Please state the number of lines in the listing that contain the word "JSON", and nothing else.

▶ [Excerpted records]:
****

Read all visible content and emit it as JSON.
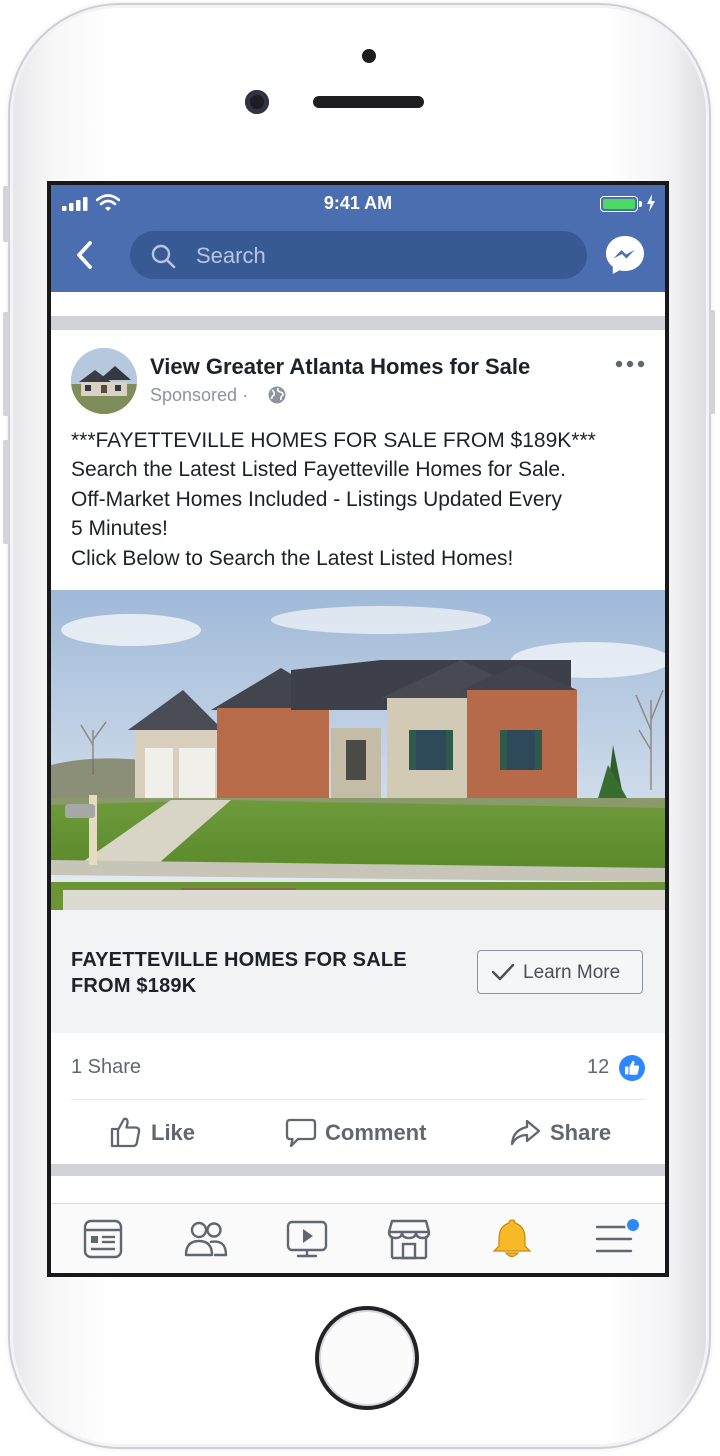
{
  "status_bar": {
    "time": "9:41 AM"
  },
  "search": {
    "placeholder": "Search"
  },
  "post": {
    "page_name": "View Greater Atlanta Homes for Sale",
    "sponsored_label": "Sponsored",
    "separator": "·",
    "text_lines": [
      "***FAYETTEVILLE HOMES FOR SALE FROM $189K***",
      "Search the Latest Listed Fayetteville Homes for Sale.",
      "Off-Market Homes Included - Listings Updated Every",
      "5 Minutes!",
      "Click Below to Search the Latest Listed Homes!"
    ],
    "link_title_lines": [
      "FAYETTEVILLE HOMES FOR SALE",
      "FROM $189K"
    ],
    "cta_label": "Learn More",
    "shares": "1 Share",
    "like_count": "12"
  },
  "actions": {
    "like": "Like",
    "comment": "Comment",
    "share": "Share"
  },
  "tabs": [
    "news-feed",
    "friends",
    "watch",
    "marketplace",
    "notifications",
    "menu"
  ],
  "colors": {
    "header_blue": "#4a6eb0",
    "search_bg": "#385a94",
    "like_blue": "#2d88ff",
    "bell": "#f7b928",
    "battery": "#4cd964"
  }
}
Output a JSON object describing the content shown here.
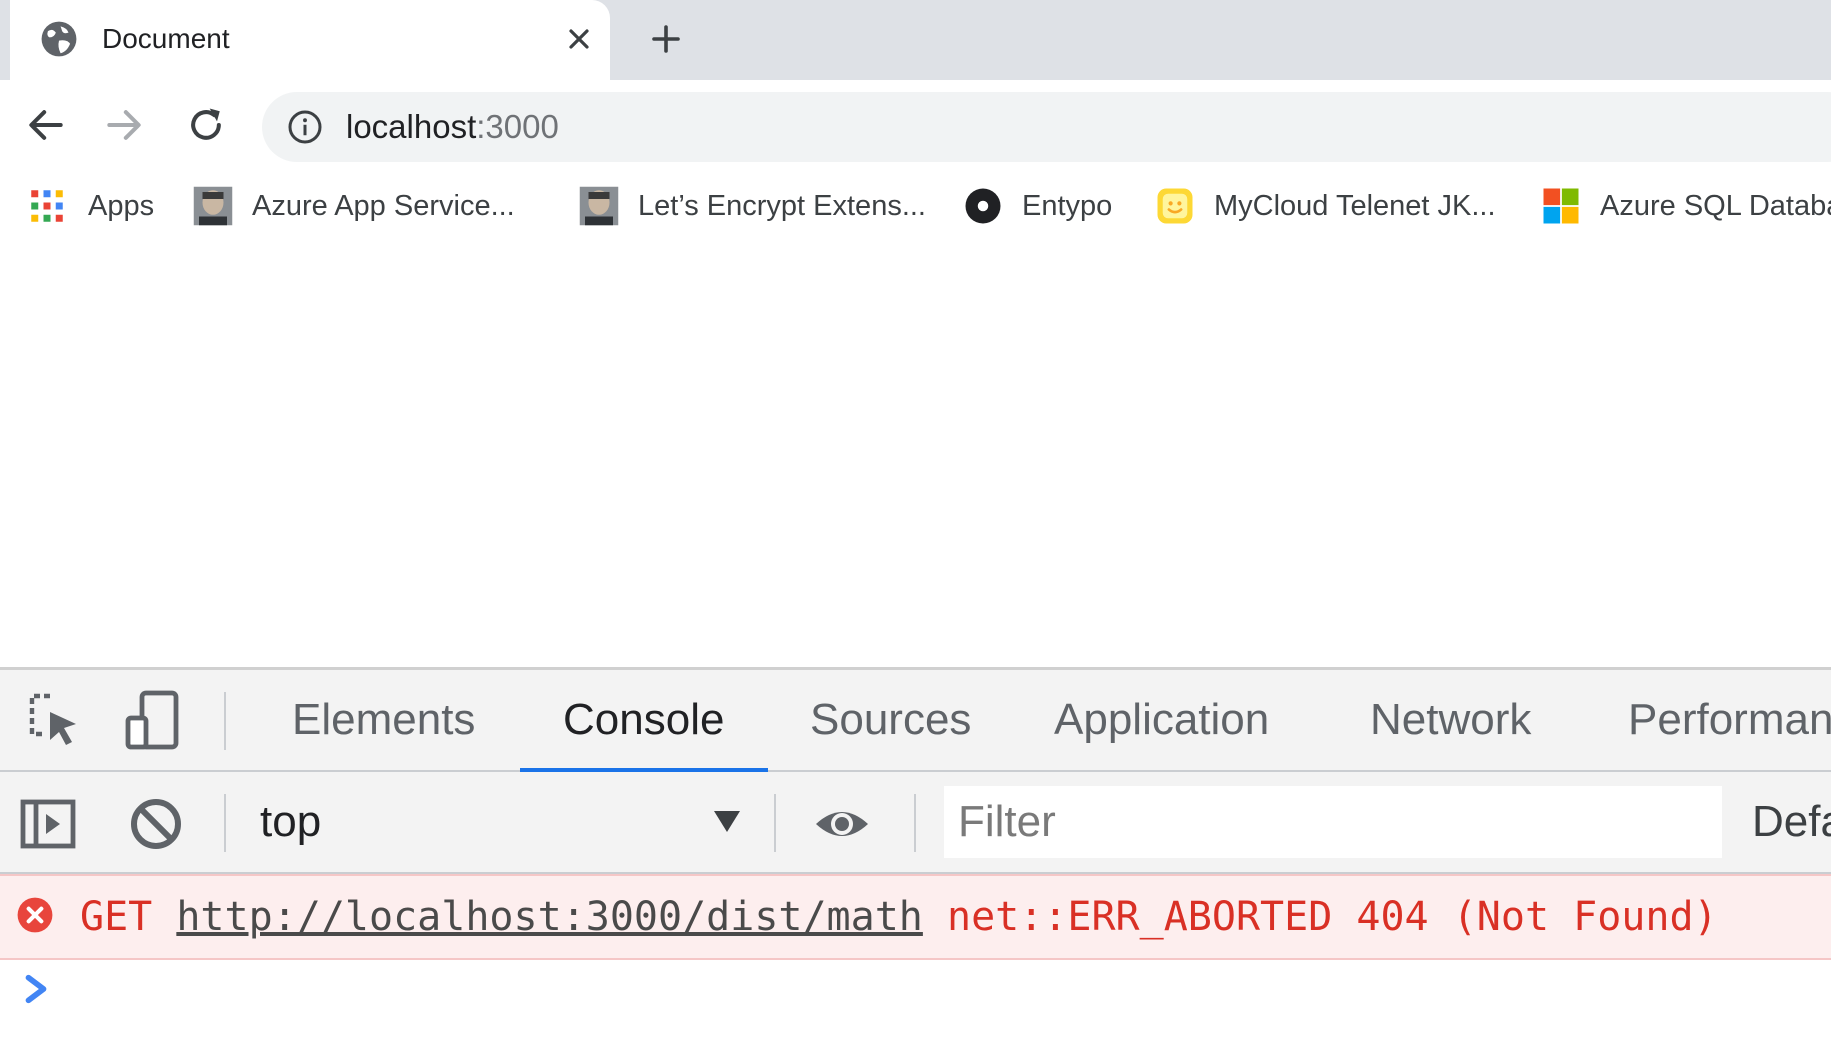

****

▶ [Task solution]:
2